I have written a couple of articles about celebrating New Year in the Netherlands, and none of them are very positive but on Facebook yesterday that very first New Year's Eve flashed back suddenly when a fellow expat shared that she would be spending this evening alone because her Dutch husband is working. Been there. Done that. Wouldn't recommend it. But looking back, it may just have done me some good. Going through the rough times helps you recognise and appreciate when you have it good.

Expat life is not easy for many of us, no matter what others around us may think. Even after fifteen years in the Netherlands life as an expat is still not without niggles and negatives. But I do know it gets easier.  I promise expat life gets easier.

Each New Year celebration that comes my way allows me to see just how far I have come. I'm practically a local at this New Year in the Netherlands things (except for the indiscriminate blowing up of street furniture and the brainless random setting off of decorative fireworks in broad daylight) as I munch on olieballen and prepare a gezellig meal for the family, putting champagne on ice for midnight and waking the children up to gaze at the fireworks that light up the sky.

I couldn't spend New Year's Eve alone these days, even if I wanted to (and believe there are some days I wouldn't mind an evening entirely alone, even New Year's Eve!) as I have three young sons. They are not the only positive things, but without a doubt the best things to come out of the expat life I chose, the one that started with a New Year's Eve alone, an evening that looking back I wouldn't change a second of. It was part of the path that got me to today.
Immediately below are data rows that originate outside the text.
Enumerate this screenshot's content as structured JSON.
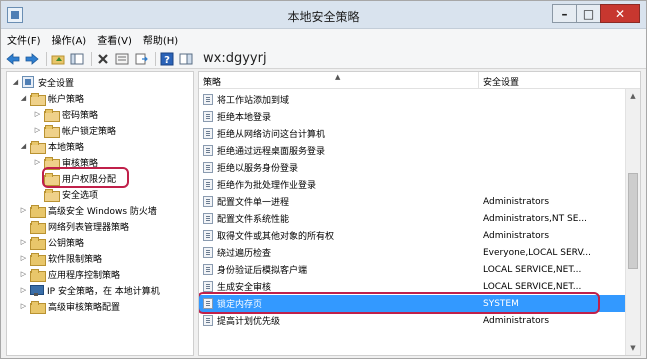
{
  "window": {
    "title": "本地安全策略",
    "controls": {
      "minimize": "–",
      "maximize": "□",
      "close": "✕"
    }
  },
  "menu": [
    {
      "label": "文件(F)"
    },
    {
      "label": "操作(A)"
    },
    {
      "label": "查看(V)"
    },
    {
      "label": "帮助(H)"
    }
  ],
  "toolbar": {
    "icons": [
      "back-arrow-icon",
      "forward-arrow-icon",
      "up-folder-icon",
      "show-hide-tree-icon",
      "delete-icon",
      "properties-icon",
      "export-list-icon",
      "help-icon",
      "console-pane-icon"
    ],
    "overlay_text": "wx:dgyyrj"
  },
  "tree": [
    {
      "label": "安全设置",
      "level": 0,
      "expander": "◢",
      "icon": "root"
    },
    {
      "label": "帐户策略",
      "level": 1,
      "expander": "◢",
      "icon": "folder"
    },
    {
      "label": "密码策略",
      "level": 2,
      "expander": "▷",
      "icon": "folder"
    },
    {
      "label": "帐户锁定策略",
      "level": 2,
      "expander": "▷",
      "icon": "folder"
    },
    {
      "label": "本地策略",
      "level": 1,
      "expander": "◢",
      "icon": "folder"
    },
    {
      "label": "审核策略",
      "level": 2,
      "expander": "▷",
      "icon": "folder"
    },
    {
      "label": "用户权限分配",
      "level": 2,
      "expander": "",
      "icon": "folder",
      "highlighted": true
    },
    {
      "label": "安全选项",
      "level": 2,
      "expander": "",
      "icon": "folder"
    },
    {
      "label": "高级安全 Windows 防火墙",
      "level": 1,
      "expander": "▷",
      "icon": "folder"
    },
    {
      "label": "网络列表管理器策略",
      "level": 1,
      "expander": "",
      "icon": "folder"
    },
    {
      "label": "公钥策略",
      "level": 1,
      "expander": "▷",
      "icon": "folder"
    },
    {
      "label": "软件限制策略",
      "level": 1,
      "expander": "▷",
      "icon": "folder"
    },
    {
      "label": "应用程序控制策略",
      "level": 1,
      "expander": "▷",
      "icon": "folder"
    },
    {
      "label": "IP 安全策略，在 本地计算机",
      "level": 1,
      "expander": "▷",
      "icon": "monitor"
    },
    {
      "label": "高级审核策略配置",
      "level": 1,
      "expander": "▷",
      "icon": "folder"
    }
  ],
  "columns": {
    "policy": "策略",
    "setting": "安全设置",
    "sort_glyph": "▲"
  },
  "policies": [
    {
      "name": "将工作站添加到域",
      "setting": ""
    },
    {
      "name": "拒绝本地登录",
      "setting": ""
    },
    {
      "name": "拒绝从网络访问这台计算机",
      "setting": ""
    },
    {
      "name": "拒绝通过远程桌面服务登录",
      "setting": ""
    },
    {
      "name": "拒绝以服务身份登录",
      "setting": ""
    },
    {
      "name": "拒绝作为批处理作业登录",
      "setting": ""
    },
    {
      "name": "配置文件单一进程",
      "setting": "Administrators"
    },
    {
      "name": "配置文件系统性能",
      "setting": "Administrators,NT SE..."
    },
    {
      "name": "取得文件或其他对象的所有权",
      "setting": "Administrators"
    },
    {
      "name": "绕过遍历检查",
      "setting": "Everyone,LOCAL SERV..."
    },
    {
      "name": "身份验证后模拟客户端",
      "setting": "LOCAL SERVICE,NET..."
    },
    {
      "name": "生成安全审核",
      "setting": "LOCAL SERVICE,NET..."
    },
    {
      "name": "锁定内存页",
      "setting": "SYSTEM",
      "selected": true
    },
    {
      "name": "提高计划优先级",
      "setting": "Administrators"
    }
  ],
  "scrollbar": {
    "up": "▲",
    "down": "▼"
  },
  "colors": {
    "selection": "#3399ff",
    "annotation": "#c0204a",
    "title_bar": "#d9e3ee",
    "close_button": "#c7372f"
  }
}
So, wherever you are celebrating, whether you are with loved ones, a room full of strangers, or alone I wish you a wonderful passage into 2016. If you are a newbie expat remember that this evening signifies the start of another year of expat life under your belt - and it gets easier. I promise.


Wednesday, 30 December 2015

New Year's Bonfires in Scheveningen

As has become custom over the years, two bonfires are currently being built up ready for a New Year's Eve party and a half on the beach at Scheveningen. These bonfires have now been officially listed as part of the Dutch national cultural heritage. They are here to stay.We went to take a peek today......there are so many words to describe what is going on there but I'm not sure any of those I use really capture the craziness that is going on on the beach. There are wooden pallets everywhere waiting to be hoisted up to the top of the crate mountain. There are lorries coming and going, swerving around fork lift trucks. There are men moving around from one spot to the other adorned with matching black tops, some chatting to the police or fire brigade representatives, some necking from beer or Smirnoff bottles and some just milling around. It's one in the eye for health and safety fanatics.........
It's a fascinating sight, in an 'oh my god how does nobody end up killing themselves' sort of way...... 




You can read more about my take on New Year celebrations in the Netherlands over on Amsterdam Mamas and Haarlem Expats.